This morning, I set my non-automated clocks this morning on account that Daylight Saving Time ended. It was nice to get the extra hour of sleep. However, it is annoying to have to deal with losing an hour during springtime (not to mention that as an observant Jew, Shabbat starts a whole lot earlier, thereby making that part of my life more hectic than normal). As I set my clocks an hour back, I had to ask myself why we have this practice of Daylight Savings Time (DST). Wouldn't it just be easier if we didn't have to switch the times twice every year?
Contrary to popular belief, Benjamin Franklin did not propose DST. In 1784, Franklin wrote a satirical piece suggesting that Parisians save money on candles by waking up earlier to use more sunlight. This piece included such glib remarks as rationing candles, ringing church bells, and firing cannons to help people wake up early. In no way was this meant to be taken seriously. The modern-day concept of daylight saving time came from George Hudson. Hudson was an entomologist who suggested in 1895 a two-hour daylight saving time shift in order that he could collect more bugs for his entomology collection. DST was first implemented during WWI by Germany and Austria-Hungary to conserve on coal consumption. The Allied nations followed suit. The United States repealed it after the Great War. DST was reinstated during WWII. After WWII, some states kept DST with interstate inconsistencies. It was with the Uniform Time Act in 1966 when the United States federal government made DST the law of the land for the first time under peacetime conditions. Ever since, DST has become a mainstay of the United States calendric system.
Back in 2010, an economist from Utah State University, William Shughart II, ran a back-of-the-envelope calculation, and found that it was costing us $1.7 billion per annum. Although inflation and population have increased, I can argue that technological advancements have decreased the amount of time and energy at which one uses to go about and changing the time on clocks. There is not only the hassle (read: opportunity cost) of the act of changing clocks to consider, but also the effects as a result. When changing back to DST in the springtime, there is an increase of heart attacks, traffic accidents, and work-related injuries, not to mention the decreased workplace productivity. Given that DST is messing with circadian rhythms twice a year, these findings are not at all surprising. The main intent of implementing DST was to conserve energy. However, it turns out that DST might not accomplish its prime directive. A research paper from the National Bureau of Economic Research showed a negative tradeoff between reduced demand for lighting and increased demand for heating and cooling (Kotchen and Grant, 2008).
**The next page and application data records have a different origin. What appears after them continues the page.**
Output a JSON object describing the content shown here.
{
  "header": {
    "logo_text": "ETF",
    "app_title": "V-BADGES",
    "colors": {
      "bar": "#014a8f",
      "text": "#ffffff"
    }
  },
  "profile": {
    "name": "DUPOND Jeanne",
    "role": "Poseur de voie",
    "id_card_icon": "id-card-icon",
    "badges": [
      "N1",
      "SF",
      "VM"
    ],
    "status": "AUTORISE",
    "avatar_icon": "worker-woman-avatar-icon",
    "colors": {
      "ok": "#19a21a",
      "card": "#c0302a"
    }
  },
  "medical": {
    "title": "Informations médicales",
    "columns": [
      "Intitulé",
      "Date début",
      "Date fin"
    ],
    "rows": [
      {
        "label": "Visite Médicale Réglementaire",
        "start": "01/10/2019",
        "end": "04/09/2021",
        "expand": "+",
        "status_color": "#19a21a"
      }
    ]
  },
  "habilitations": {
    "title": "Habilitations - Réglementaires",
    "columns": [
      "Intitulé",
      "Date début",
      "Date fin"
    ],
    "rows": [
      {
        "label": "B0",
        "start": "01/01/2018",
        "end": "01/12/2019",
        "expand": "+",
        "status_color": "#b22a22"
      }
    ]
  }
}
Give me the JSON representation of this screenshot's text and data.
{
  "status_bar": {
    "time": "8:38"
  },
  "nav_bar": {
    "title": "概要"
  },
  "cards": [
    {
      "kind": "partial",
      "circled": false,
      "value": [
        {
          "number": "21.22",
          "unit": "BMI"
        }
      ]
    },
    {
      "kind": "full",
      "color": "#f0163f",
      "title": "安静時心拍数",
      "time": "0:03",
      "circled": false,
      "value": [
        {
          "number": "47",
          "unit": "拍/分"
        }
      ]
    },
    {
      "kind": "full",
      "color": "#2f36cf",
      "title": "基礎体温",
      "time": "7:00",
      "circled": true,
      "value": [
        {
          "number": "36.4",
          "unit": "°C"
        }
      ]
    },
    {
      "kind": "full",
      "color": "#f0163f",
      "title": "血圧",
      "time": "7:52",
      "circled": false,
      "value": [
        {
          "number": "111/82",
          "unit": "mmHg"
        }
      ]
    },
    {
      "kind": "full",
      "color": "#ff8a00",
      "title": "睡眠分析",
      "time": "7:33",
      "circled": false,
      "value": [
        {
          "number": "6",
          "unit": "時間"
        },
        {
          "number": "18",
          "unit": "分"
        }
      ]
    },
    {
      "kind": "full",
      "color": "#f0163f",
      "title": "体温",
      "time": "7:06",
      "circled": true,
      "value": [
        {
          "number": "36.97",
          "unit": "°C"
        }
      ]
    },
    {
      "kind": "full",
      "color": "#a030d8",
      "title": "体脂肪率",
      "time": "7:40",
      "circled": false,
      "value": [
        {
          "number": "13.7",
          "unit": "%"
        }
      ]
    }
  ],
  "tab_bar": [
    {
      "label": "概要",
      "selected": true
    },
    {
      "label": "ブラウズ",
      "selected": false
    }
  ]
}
Whether we decide to keep daylight savings time year-round (also see here) or adopt Universal Time (UTC), one thing is for certain: we would be better off it the government was no longer in the business of establishing time standards.